Every line below that holds the string "JSON" must be copied.
[[ Entries supplied open ]]
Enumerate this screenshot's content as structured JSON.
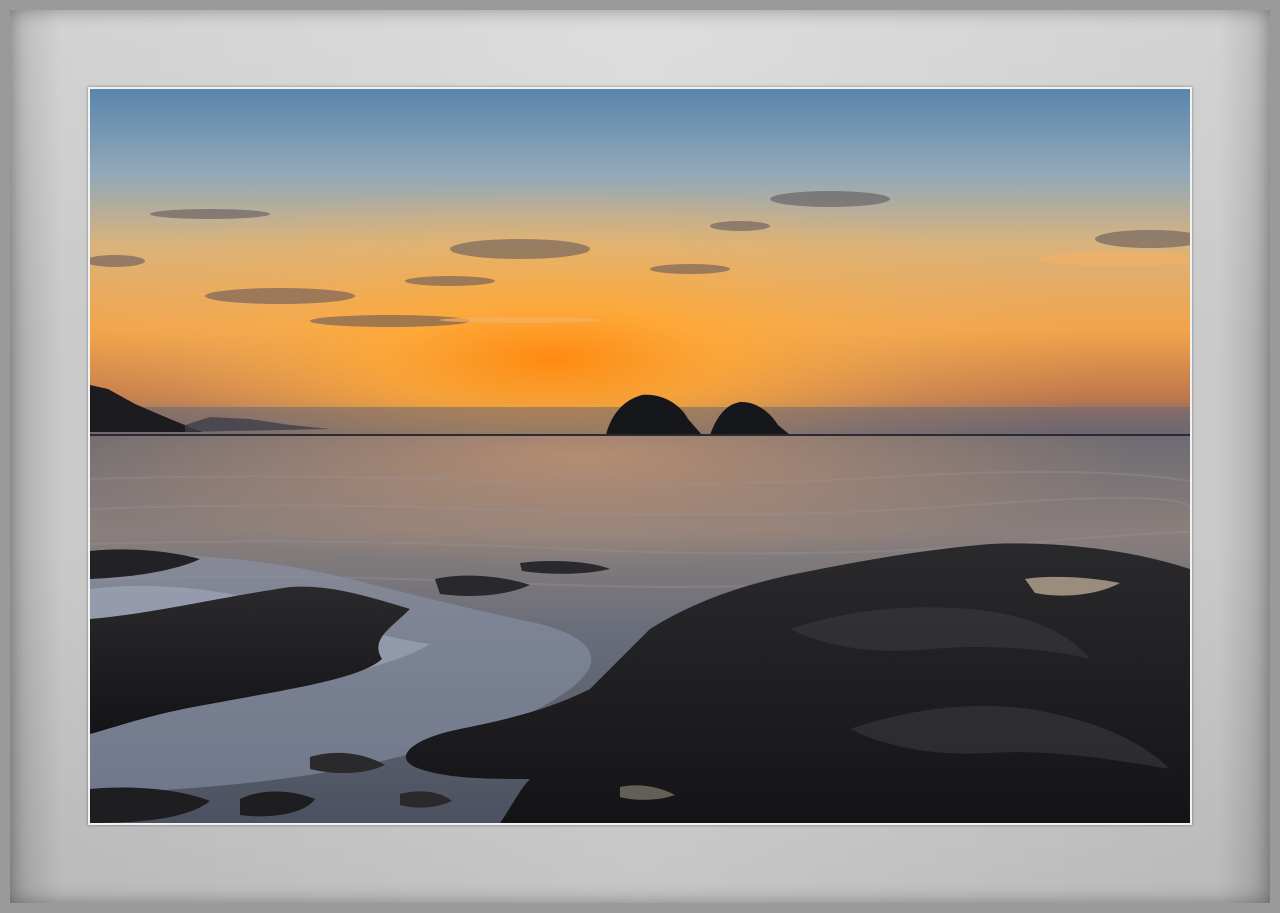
{
  "photo": {
    "subject": "sunset-seascape",
    "colors": {
      "sky_top": "#5b86ae",
      "sky_mid": "#e6b06a",
      "sun_glow": "#ff9a1e",
      "horizon": "#6e6a76",
      "sea": "#5f6572",
      "rock": "#1d1c1f"
    }
  }
}
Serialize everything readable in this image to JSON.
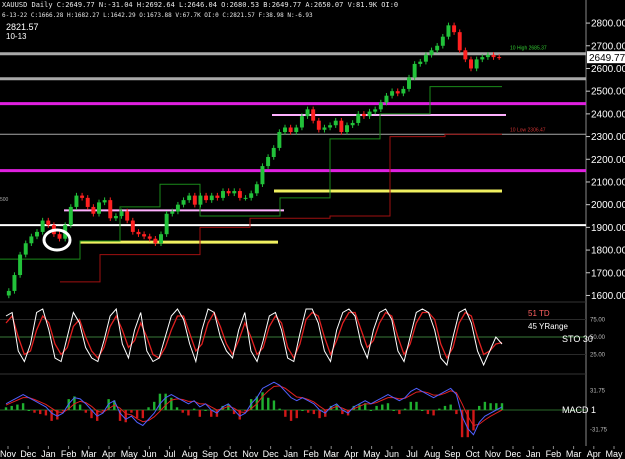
{
  "header": {
    "line1": "XAUUSD Daily  C:2649.77  N:-31.04  H:2692.64  L:2646.04  O:2680.53  B:2649.77  A:2650.07  V:81.9K  OI:0",
    "line2": "6-13-22  C:1666.28  H:1682.27  L:1642.29  O:1673.88  V:67.7K  OI:0  C:2821.57  F:38.98  N:-6.93",
    "ref_value": "2821.57",
    "ref_date": "10-13",
    "left_tick": "500"
  },
  "indicator_labels": {
    "td": "51 TD",
    "yrange": "45 YRange",
    "sto": "STO  30",
    "macd": "MACD 1"
  },
  "colors": {
    "bg": "#000000",
    "up": "#22c23a",
    "down": "#ff2020",
    "magenta": "#e020e0",
    "pink": "#ffb0ff",
    "yellow": "#f0f060",
    "white": "#ffffff",
    "gray": "#a8a8a8",
    "stoch_k": "#ffffff",
    "stoch_d": "#e02020",
    "macd_line": "#5060ff",
    "signal_line": "#e02020"
  },
  "chart_data": [
    {
      "type": "line",
      "series": [
        {
          "values": [
            1620,
            1690,
            1780,
            1830,
            1860,
            1880,
            1930,
            1910,
            1870,
            1850,
            1910,
            1990,
            2040,
            2030,
            1990,
            1960,
            2010,
            2020,
            1940,
            1950,
            1970,
            1930,
            1880,
            1870,
            1860,
            1850,
            1830,
            1870,
            1960,
            1970,
            2000,
            2020,
            2040,
            2000,
            2040,
            2020,
            2040,
            2030,
            2060,
            2050,
            2060,
            2030,
            2030,
            2050,
            2090,
            2170,
            2210,
            2250,
            2320,
            2340,
            2320,
            2340,
            2390,
            2420,
            2370,
            2330,
            2340,
            2350,
            2370,
            2320,
            2350,
            2360,
            2400,
            2390,
            2410,
            2420,
            2450,
            2480,
            2500,
            2490,
            2510,
            2560,
            2620,
            2630,
            2660,
            2680,
            2700,
            2740,
            2790,
            2760,
            2680,
            2640,
            2600,
            2640,
            2650,
            2660,
            2650,
            2649.77
          ]
        }
      ],
      "price_label": "2649.77",
      "high_label": "10 High 2685.37",
      "low_label": "10 Low 2306.47",
      "y_ticks": [
        1600,
        1700,
        1800,
        1900,
        2000,
        2100,
        2200,
        2300,
        2400,
        2500,
        2600,
        2700,
        2800
      ],
      "ylim": [
        1580,
        2840
      ],
      "x_tick_labels": [
        "Nov",
        "Dec",
        "Jan",
        "Feb",
        "Mar",
        "Apr",
        "May",
        "Jun",
        "Jul",
        "Aug",
        "Sep",
        "Oct",
        "Nov",
        "Dec",
        "Jan",
        "Feb",
        "Mar",
        "Apr",
        "May",
        "Jun",
        "Jul",
        "Aug",
        "Sep",
        "Oct",
        "Nov",
        "Dec",
        "Jan",
        "Feb",
        "Mar",
        "Apr",
        "May"
      ],
      "horizontal_levels": [
        {
          "value": 2665,
          "color": "gray"
        },
        {
          "value": 2555,
          "color": "gray"
        },
        {
          "value": 2445,
          "color": "magenta"
        },
        {
          "value": 2395,
          "color": "pink"
        },
        {
          "value": 2310,
          "color": "gray"
        },
        {
          "value": 2150,
          "color": "magenta"
        },
        {
          "value": 2060,
          "color": "yellow"
        },
        {
          "value": 1975,
          "color": "pink"
        },
        {
          "value": 1910,
          "color": "white"
        },
        {
          "value": 1835,
          "color": "yellow"
        }
      ]
    },
    {
      "type": "line",
      "y_ticks": [
        75,
        50,
        25
      ],
      "ylim": [
        0,
        100
      ],
      "series": [
        {
          "values": [
            80,
            85,
            30,
            15,
            40,
            85,
            90,
            60,
            20,
            15,
            50,
            85,
            70,
            35,
            20,
            15,
            45,
            80,
            90,
            40,
            20,
            60,
            85,
            30,
            15,
            20,
            50,
            80,
            90,
            75,
            40,
            15,
            60,
            90,
            85,
            50,
            30,
            20,
            60,
            85,
            30,
            15,
            45,
            80,
            85,
            60,
            20,
            15,
            55,
            90,
            90,
            70,
            30,
            15,
            60,
            85,
            90,
            80,
            40,
            20,
            60,
            85,
            90,
            75,
            30,
            15,
            50,
            85,
            90,
            85,
            60,
            20,
            10,
            50,
            85,
            90,
            70,
            30,
            10,
            30,
            50,
            40
          ]
        },
        {
          "values": [
            70,
            80,
            50,
            25,
            30,
            60,
            80,
            70,
            40,
            25,
            35,
            65,
            75,
            50,
            30,
            20,
            35,
            65,
            80,
            60,
            35,
            45,
            70,
            50,
            25,
            20,
            35,
            60,
            80,
            80,
            55,
            30,
            40,
            70,
            85,
            65,
            40,
            25,
            45,
            70,
            50,
            25,
            35,
            65,
            80,
            70,
            35,
            20,
            40,
            75,
            85,
            80,
            50,
            25,
            45,
            70,
            85,
            85,
            60,
            35,
            45,
            70,
            85,
            80,
            50,
            25,
            40,
            70,
            85,
            85,
            75,
            40,
            20,
            35,
            70,
            85,
            80,
            50,
            25,
            30,
            40,
            42
          ]
        }
      ]
    },
    {
      "type": "bar",
      "y_ticks": [
        31.75,
        -31.75
      ],
      "ylim": [
        -55,
        55
      ],
      "series": [
        {
          "values": [
            10,
            15,
            20,
            25,
            20,
            15,
            10,
            5,
            -5,
            -10,
            -5,
            10,
            20,
            18,
            10,
            0,
            -10,
            -5,
            10,
            15,
            -5,
            -15,
            -10,
            -20,
            -25,
            -15,
            -5,
            10,
            20,
            25,
            20,
            15,
            10,
            15,
            5,
            10,
            0,
            -5,
            5,
            10,
            0,
            -10,
            -5,
            10,
            20,
            35,
            40,
            45,
            40,
            30,
            20,
            15,
            20,
            15,
            10,
            0,
            -5,
            5,
            10,
            0,
            -5,
            5,
            10,
            15,
            10,
            15,
            20,
            25,
            20,
            15,
            20,
            30,
            35,
            30,
            25,
            20,
            25,
            30,
            35,
            25,
            -10,
            -30,
            -40,
            -20,
            -10,
            -5,
            0,
            5
          ]
        },
        {
          "values": [
            8,
            12,
            16,
            20,
            20,
            17,
            13,
            9,
            3,
            -3,
            -4,
            2,
            10,
            14,
            12,
            6,
            -2,
            -4,
            2,
            8,
            3,
            -6,
            -8,
            -14,
            -19,
            -17,
            -11,
            -2,
            8,
            16,
            18,
            17,
            14,
            14,
            10,
            10,
            5,
            0,
            2,
            6,
            3,
            -3,
            -4,
            2,
            10,
            22,
            31,
            38,
            39,
            35,
            28,
            21,
            20,
            17,
            13,
            6,
            0,
            2,
            6,
            3,
            -1,
            2,
            6,
            10,
            10,
            12,
            16,
            20,
            20,
            18,
            19,
            24,
            29,
            30,
            28,
            24,
            24,
            27,
            31,
            28,
            10,
            -10,
            -25,
            -23,
            -16,
            -10,
            -5,
            0
          ]
        }
      ]
    }
  ]
}
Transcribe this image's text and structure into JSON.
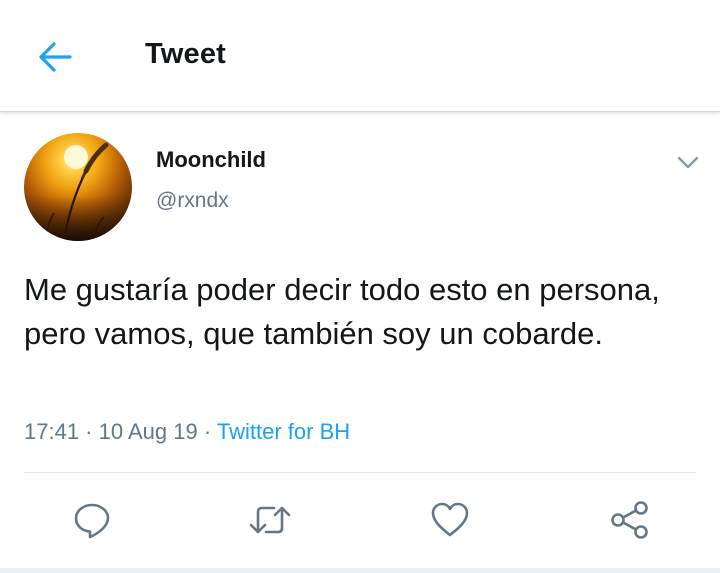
{
  "header": {
    "title": "Tweet",
    "back_icon": "arrow-left-icon"
  },
  "tweet": {
    "display_name": "Moonchild",
    "handle": "@rxndx",
    "text": "Me gustaría poder decir todo esto en persona, pero vamos, que también soy un cobarde.",
    "time": "17:41",
    "separator_1": " · ",
    "date": "10 Aug 19",
    "separator_2": " · ",
    "source": "Twitter for BH"
  },
  "actions": [
    {
      "name": "reply",
      "icon": "reply-icon"
    },
    {
      "name": "retweet",
      "icon": "retweet-icon"
    },
    {
      "name": "like",
      "icon": "heart-icon"
    },
    {
      "name": "share",
      "icon": "share-icon"
    }
  ],
  "colors": {
    "accent": "#1da1f2",
    "text_primary": "#14171a",
    "text_secondary": "#657786",
    "icon_gray": "#657786",
    "divider": "#e1e8ed"
  }
}
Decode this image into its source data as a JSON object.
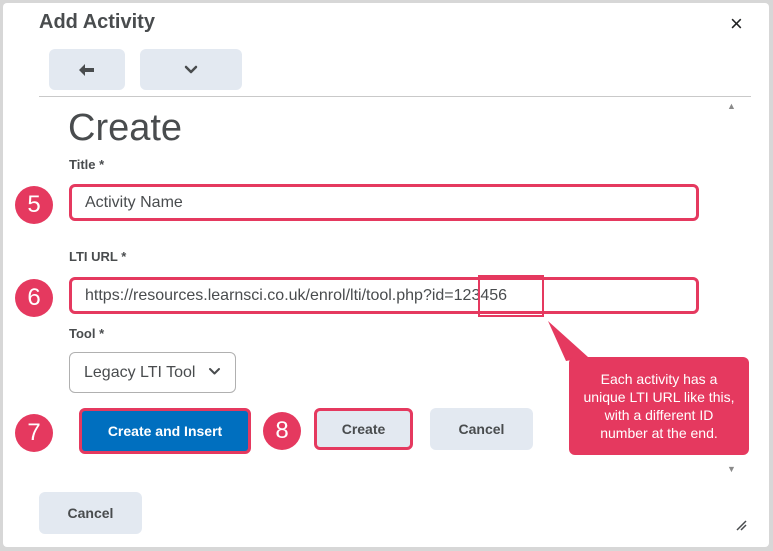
{
  "dialog": {
    "title": "Add Activity",
    "close_glyph": "×"
  },
  "nav": {
    "back_icon": "arrow-left-icon",
    "menu_icon": "chevron-down-icon"
  },
  "form": {
    "heading": "Create",
    "title_label": "Title *",
    "title_value": "Activity Name",
    "url_label": "LTI URL *",
    "url_value": "https://resources.learnsci.co.uk/enrol/lti/tool.php?id=",
    "url_id": "123456",
    "tool_label": "Tool *",
    "tool_value": "Legacy LTI Tool"
  },
  "buttons": {
    "create_insert": "Create and Insert",
    "create": "Create",
    "cancel": "Cancel",
    "footer_cancel": "Cancel"
  },
  "markers": [
    "5",
    "6",
    "7",
    "8"
  ],
  "callout": {
    "text": "Each activity has a unique LTI URL like this, with a different ID number at the end."
  },
  "colors": {
    "accent": "#e5395f",
    "primary": "#006fbf",
    "secondary_bg": "#e3e9f1"
  }
}
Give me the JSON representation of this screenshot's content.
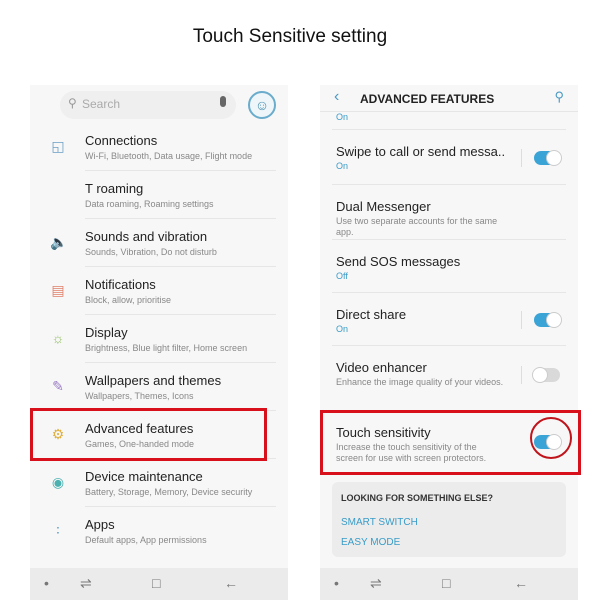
{
  "title": "Touch Sensitive setting",
  "left": {
    "search_placeholder": "Search",
    "items": [
      {
        "title": "Connections",
        "sub": "Wi-Fi, Bluetooth, Data usage, Flight mode",
        "icon": "connections-icon",
        "color": "#6b9ec4"
      },
      {
        "title": "T roaming",
        "sub": "Data roaming, Roaming settings",
        "icon": "",
        "color": ""
      },
      {
        "title": "Sounds and vibration",
        "sub": "Sounds, Vibration, Do not disturb",
        "icon": "speaker-icon",
        "color": "#6b84c4"
      },
      {
        "title": "Notifications",
        "sub": "Block, allow, prioritise",
        "icon": "notifications-icon",
        "color": "#e0806a"
      },
      {
        "title": "Display",
        "sub": "Brightness, Blue light filter, Home screen",
        "icon": "display-icon",
        "color": "#8cbc5a"
      },
      {
        "title": "Wallpapers and themes",
        "sub": "Wallpapers, Themes, Icons",
        "icon": "brush-icon",
        "color": "#9a7cc4"
      },
      {
        "title": "Advanced features",
        "sub": "Games, One-handed mode",
        "icon": "gear-plus-icon",
        "color": "#e0b040"
      },
      {
        "title": "Device maintenance",
        "sub": "Battery, Storage, Memory, Device security",
        "icon": "maintenance-icon",
        "color": "#4ab0b0"
      },
      {
        "title": "Apps",
        "sub": "Default apps, App permissions",
        "icon": "apps-icon",
        "color": "#5a9cc4"
      }
    ]
  },
  "right": {
    "header": "ADVANCED FEATURES",
    "partial_status": "On",
    "items": [
      {
        "title": "Swipe to call or send messa..",
        "sub": "On",
        "toggle": true
      },
      {
        "title": "Dual Messenger",
        "sub": "Use two separate accounts for the same app.",
        "toggle": null
      },
      {
        "title": "Send SOS messages",
        "sub": "Off",
        "toggle": null
      },
      {
        "title": "Direct share",
        "sub": "On",
        "toggle": true
      },
      {
        "title": "Video enhancer",
        "sub": "Enhance the image quality of your videos.",
        "toggle": false
      },
      {
        "title": "Touch sensitivity",
        "sub": "Increase the touch sensitivity of the screen for use with screen protectors.",
        "toggle": true
      }
    ],
    "card": {
      "heading": "LOOKING FOR SOMETHING ELSE?",
      "links": [
        "SMART SWITCH",
        "EASY MODE"
      ]
    }
  },
  "colors": {
    "accent": "#3ba4d6",
    "highlight": "#d8101c"
  }
}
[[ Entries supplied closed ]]
- Exercise result -
Enumerate this screenshot's content as structured JSON.
Serialize everything readable in this image to JSON.
Transcribe this image's text and structure into JSON.
Decode this image into its source data as a JSON object.
Give me the JSON representation of this screenshot's content.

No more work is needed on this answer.